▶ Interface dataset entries
-- Opening Marker --

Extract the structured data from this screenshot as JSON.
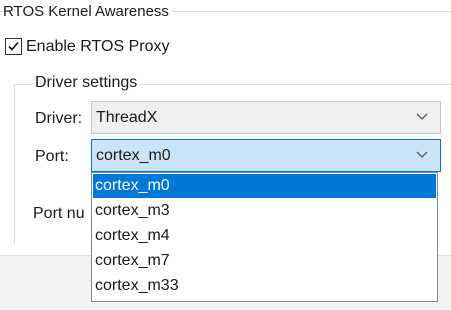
{
  "group": {
    "title": "RTOS Kernel Awareness"
  },
  "enable_proxy": {
    "label": "Enable RTOS Proxy",
    "checked": true
  },
  "driver_settings": {
    "title": "Driver settings",
    "driver": {
      "label": "Driver:",
      "value": "ThreadX"
    },
    "port": {
      "label": "Port:",
      "value": "cortex_m0"
    },
    "port_number": {
      "label": "Port nu"
    }
  },
  "port_options": [
    "cortex_m0",
    "cortex_m3",
    "cortex_m4",
    "cortex_m7",
    "cortex_m33"
  ],
  "selected_option_index": 0,
  "icons": {
    "check": "check-icon",
    "dropdown": "chevron-down-icon"
  },
  "colors": {
    "selection": "#0078d7",
    "focus_combo": "#cce4f7",
    "border": "#dcdcdc"
  }
}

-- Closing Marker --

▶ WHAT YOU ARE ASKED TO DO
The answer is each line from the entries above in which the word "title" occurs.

▶ ANSWER SPACE
    "title": "RTOS Kernel Awareness"
    "title": "Driver settings",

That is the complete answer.